EXERCISE OBJECTIVE:
Copy the records below exactly as they are written.

Website and app data records:
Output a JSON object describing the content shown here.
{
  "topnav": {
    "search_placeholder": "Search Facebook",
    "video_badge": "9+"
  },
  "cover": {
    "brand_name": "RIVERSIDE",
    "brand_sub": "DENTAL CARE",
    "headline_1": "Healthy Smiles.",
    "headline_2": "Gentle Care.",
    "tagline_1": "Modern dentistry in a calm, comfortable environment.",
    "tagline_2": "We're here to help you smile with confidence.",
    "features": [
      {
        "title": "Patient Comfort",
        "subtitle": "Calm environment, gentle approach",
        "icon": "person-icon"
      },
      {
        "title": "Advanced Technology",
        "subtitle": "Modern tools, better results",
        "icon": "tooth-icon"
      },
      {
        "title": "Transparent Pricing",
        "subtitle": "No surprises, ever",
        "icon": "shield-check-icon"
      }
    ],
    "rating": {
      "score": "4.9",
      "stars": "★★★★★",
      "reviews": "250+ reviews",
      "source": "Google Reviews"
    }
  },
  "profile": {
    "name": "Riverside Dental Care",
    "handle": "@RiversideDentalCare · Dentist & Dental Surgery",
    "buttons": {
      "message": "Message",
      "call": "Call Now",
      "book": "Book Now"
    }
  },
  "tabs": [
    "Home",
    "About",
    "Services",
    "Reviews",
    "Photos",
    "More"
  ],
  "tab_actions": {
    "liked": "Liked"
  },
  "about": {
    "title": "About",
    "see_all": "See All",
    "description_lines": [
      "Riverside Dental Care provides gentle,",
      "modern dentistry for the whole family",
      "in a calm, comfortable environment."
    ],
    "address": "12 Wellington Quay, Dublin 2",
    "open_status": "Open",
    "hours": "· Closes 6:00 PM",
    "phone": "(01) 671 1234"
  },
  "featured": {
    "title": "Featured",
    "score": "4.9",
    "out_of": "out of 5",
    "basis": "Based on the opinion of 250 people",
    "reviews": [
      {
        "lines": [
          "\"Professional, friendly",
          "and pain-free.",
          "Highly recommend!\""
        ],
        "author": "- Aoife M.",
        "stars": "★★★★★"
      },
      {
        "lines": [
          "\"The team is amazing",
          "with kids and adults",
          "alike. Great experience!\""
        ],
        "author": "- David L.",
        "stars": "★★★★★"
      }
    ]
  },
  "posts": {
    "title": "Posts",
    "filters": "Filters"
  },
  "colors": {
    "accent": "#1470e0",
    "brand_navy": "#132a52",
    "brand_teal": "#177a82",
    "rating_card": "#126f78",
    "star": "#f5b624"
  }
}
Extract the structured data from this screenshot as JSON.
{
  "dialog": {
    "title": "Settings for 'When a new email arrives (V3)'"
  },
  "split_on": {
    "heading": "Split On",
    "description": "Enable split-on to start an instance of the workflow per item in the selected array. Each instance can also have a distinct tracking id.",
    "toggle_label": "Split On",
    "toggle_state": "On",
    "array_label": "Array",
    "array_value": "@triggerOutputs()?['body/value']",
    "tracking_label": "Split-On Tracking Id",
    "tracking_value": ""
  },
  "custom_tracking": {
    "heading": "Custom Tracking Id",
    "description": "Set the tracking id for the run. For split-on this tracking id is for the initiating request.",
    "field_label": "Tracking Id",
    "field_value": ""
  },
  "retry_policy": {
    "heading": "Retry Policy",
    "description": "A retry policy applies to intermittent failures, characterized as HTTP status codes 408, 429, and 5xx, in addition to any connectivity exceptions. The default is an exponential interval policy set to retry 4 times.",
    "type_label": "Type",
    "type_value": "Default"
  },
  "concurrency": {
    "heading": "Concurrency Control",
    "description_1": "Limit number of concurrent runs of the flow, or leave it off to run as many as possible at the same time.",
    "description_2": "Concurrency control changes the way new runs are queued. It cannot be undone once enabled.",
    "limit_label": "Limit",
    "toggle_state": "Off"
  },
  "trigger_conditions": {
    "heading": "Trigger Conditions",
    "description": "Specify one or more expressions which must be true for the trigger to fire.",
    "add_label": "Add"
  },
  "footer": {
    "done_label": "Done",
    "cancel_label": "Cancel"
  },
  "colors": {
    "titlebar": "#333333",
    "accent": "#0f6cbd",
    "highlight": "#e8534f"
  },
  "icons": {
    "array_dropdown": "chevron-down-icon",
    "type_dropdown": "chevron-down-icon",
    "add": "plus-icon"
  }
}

EXERCISE OUTPUT:
Output a JSON object describing the content shown here.
{
  "topnav": {
    "search_placeholder": "Search Facebook",
    "video_badge": "9+"
  },
  "cover": {
    "brand_name": "RIVERSIDE",
    "brand_sub": "DENTAL CARE",
    "headline_1": "Healthy Smiles.",
    "headline_2": "Gentle Care.",
    "tagline_1": "Modern dentistry in a calm, comfortable environment.",
    "tagline_2": "We're here to help you smile with confidence.",
    "features": [
      {
        "title": "Patient Comfort",
        "subtitle": "Calm environment, gentle approach",
        "icon": "person-icon"
      },
      {
        "title": "Advanced Technology",
        "subtitle": "Modern tools, better results",
        "icon": "tooth-icon"
      },
      {
        "title": "Transparent Pricing",
        "subtitle": "No surprises, ever",
        "icon": "shield-check-icon"
      }
    ],
    "rating": {
      "score": "4.9",
      "stars": "★★★★★",
      "reviews": "250+ reviews",
      "source": "Google Reviews"
    }
  },
  "profile": {
    "name": "Riverside Dental Care",
    "handle": "@RiversideDentalCare · Dentist & Dental Surgery",
    "buttons": {
      "message": "Message",
      "call": "Call Now",
      "book": "Book Now"
    }
  },
  "tabs": [
    "Home",
    "About",
    "Services",
    "Reviews",
    "Photos",
    "More"
  ],
  "tab_actions": {
    "liked": "Liked"
  },
  "about": {
    "title": "About",
    "see_all": "See All",
    "description_lines": [
      "Riverside Dental Care provides gentle,",
      "modern dentistry for the whole family",
      "in a calm, comfortable environment."
    ],
    "address": "12 Wellington Quay, Dublin 2",
    "open_status": "Open",
    "hours": "· Closes 6:00 PM",
    "phone": "(01) 671 1234"
  },
  "featured": {
    "title": "Featured",
    "score": "4.9",
    "out_of": "out of 5",
    "basis": "Based on the opinion of 250 people",
    "reviews": [
      {
        "lines": [
          "\"Professional, friendly",
          "and pain-free.",
          "Highly recommend!\""
        ],
        "author": "- Aoife M.",
        "stars": "★★★★★"
      },
      {
        "lines": [
          "\"The team is amazing",
          "with kids and adults",
          "alike. Great experience!\""
        ],
        "author": "- David L.",
        "stars": "★★★★★"
      }
    ]
  },
  "posts": {
    "title": "Posts",
    "filters": "Filters"
  },
  "colors": {
    "accent": "#1470e0",
    "brand_navy": "#132a52",
    "brand_teal": "#177a82",
    "rating_card": "#126f78",
    "star": "#f5b624"
  }
}
Extract the structured data from this screenshot as JSON.
{
  "dialog": {
    "title": "Settings for 'When a new email arrives (V3)'"
  },
  "split_on": {
    "heading": "Split On",
    "description": "Enable split-on to start an instance of the workflow per item in the selected array. Each instance can also have a distinct tracking id.",
    "toggle_label": "Split On",
    "toggle_state": "On",
    "array_label": "Array",
    "array_value": "@triggerOutputs()?['body/value']",
    "tracking_label": "Split-On Tracking Id",
    "tracking_value": ""
  },
  "custom_tracking": {
    "heading": "Custom Tracking Id",
    "description": "Set the tracking id for the run. For split-on this tracking id is for the initiating request.",
    "field_label": "Tracking Id",
    "field_value": ""
  },
  "retry_policy": {
    "heading": "Retry Policy",
    "description": "A retry policy applies to intermittent failures, characterized as HTTP status codes 408, 429, and 5xx, in addition to any connectivity exceptions. The default is an exponential interval policy set to retry 4 times.",
    "type_label": "Type",
    "type_value": "Default"
  },
  "concurrency": {
    "heading": "Concurrency Control",
    "description_1": "Limit number of concurrent runs of the flow, or leave it off to run as many as possible at the same time.",
    "description_2": "Concurrency control changes the way new runs are queued. It cannot be undone once enabled.",
    "limit_label": "Limit",
    "toggle_state": "Off"
  },
  "trigger_conditions": {
    "heading": "Trigger Conditions",
    "description": "Specify one or more expressions which must be true for the trigger to fire.",
    "add_label": "Add"
  },
  "footer": {
    "done_label": "Done",
    "cancel_label": "Cancel"
  },
  "colors": {
    "titlebar": "#333333",
    "accent": "#0f6cbd",
    "highlight": "#e8534f"
  },
  "icons": {
    "array_dropdown": "chevron-down-icon",
    "type_dropdown": "chevron-down-icon",
    "add": "plus-icon"
  }
}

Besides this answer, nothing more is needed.